How much would you pay to a person who would help you increase your income by several thousand pounds? We are talking about a return that should be made for a professionally crafted investment portfolio by a financial adviser. Or for a successful estate planning, advice on tax paying, or anything else by the same specialist.
Well, surprisingly (or not) 2 out of 5 British people in 40-and-over age group wouldn’t pay a penny to their advisers. It turned out due to a survey done by the US fund manager Legg Mason.
Britons underestimate such services even more than others – 1/5 of the surveyed would pay only about £50 an hour. Only the rest of the people would be prepared to be charged by standard prices. All the more startling is that high-net-worth Britons are Europe’s most cautious investors. A third of their portfolios are, on average, tied up in cash.
What makes this so important is the change in recent years in how financial advisers are paid. The Retail Distribution Review, which came into effect at the end of 2012, banned fund managers and savings providers from paying commissions to independent financial advisers. Instead, IFAs and investment platforms were obliged to charge explicitly for their services and to make those charges simple to understand.
With the new rules also requiring IFAs to obtain extra qualifications and to undertake regular training, the number of advisers fell sharply, with about a quarter leaving the industry. At the same time, most of the big banks stopped offering in-branch advice on cost grounds, with only HSBC continuing to advise customers with relatively little to invest.

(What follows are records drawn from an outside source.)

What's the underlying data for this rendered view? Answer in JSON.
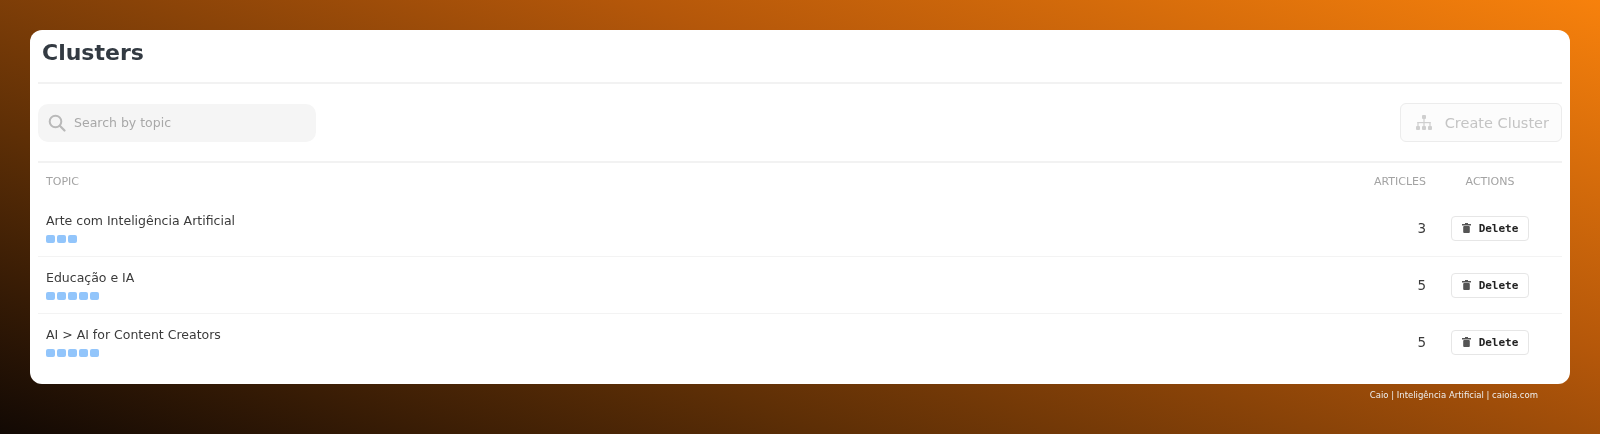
{
  "page": {
    "title": "Clusters"
  },
  "search": {
    "placeholder": "Search by topic"
  },
  "create_button": {
    "label": "Create Cluster",
    "disabled": true
  },
  "table": {
    "columns": [
      "TOPIC",
      "ARTICLES",
      "ACTIONS"
    ],
    "rows": [
      {
        "topic": "Arte com Inteligência Artificial",
        "articles": "3",
        "action": "Delete"
      },
      {
        "topic": "Educação e IA",
        "articles": "5",
        "action": "Delete"
      },
      {
        "topic": "AI > AI for Content Creators",
        "articles": "5",
        "action": "Delete"
      }
    ]
  },
  "footer": "Caio | Inteligência Artificial | caioia.com"
}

Barclays pulled out altogether, while the entry points for advice at Royal Bank of Scotland/NatWest, Lloyds and Santander are respectively £250,000, £100,000 and £50,000. The result is that millions go without any financial advice and a so-called “advice gap” has emerged between those who cannot or will not pay for financial advice and those who do.